Edgar Ray Killen, a former Ku Klux Klan leader who was in prison for his conviction in the 1964 ‘Mississippi Burning’ slayings of three civil rights workers, has died. He was 92 and at the time of his death was reportedly in prison.
Mississippi’s corrections department said that the man who was behind the slaying of three human rights workers, including, James Chaney, Michael Schwerner and Andrew Goodman died in jail. He was a preacher and worked as sawmill operator.
Edgar Ray Killen was convicted at the age of 80 when a Neshoba County jury convicted him in 2005 of three counts of manslaughter. The court sentenced him to 60 years in prison. His conviction came rather very late. It happened only after 41 years when the three people were ambushed and killed. Official accounts suggest that the bodies of the three victims were discovered buried in a red-clay dam in rural Neshoba County.

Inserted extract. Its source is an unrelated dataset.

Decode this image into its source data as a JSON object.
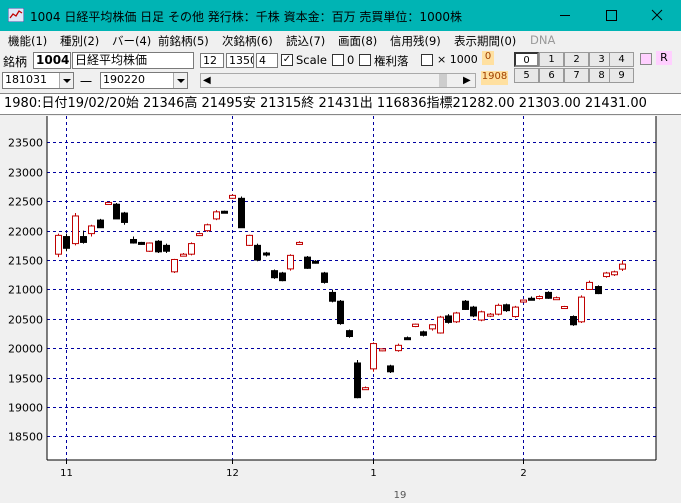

It was the ruthless killing of the three people that helped pass the landmark Civil Rights Act of 1964 and were dramatized in the 1988 movie “Mississippi Burning.”
Edgar Ray Killen was born on 17th January 1925. The man was proved guilty in state court of three counts of manslaughter on June 21, 2005, more than forty years after the gruesome crime. Investigation in the case proved that Killen, along with Cecil Price, then deputy sheriff of Neshoba County, was found to have assembled a group of armed men who conspired against, pursued, and killed the three civil rights workers. Samuel Bowers, who served as the Grand Wizard of the local White Knights of the Ku Klux Klan and had ordered the murders to take place, acknowledged that Killen was “the main instigator.” At the time of the murder there was no effort to pursue the case and find out the guilty.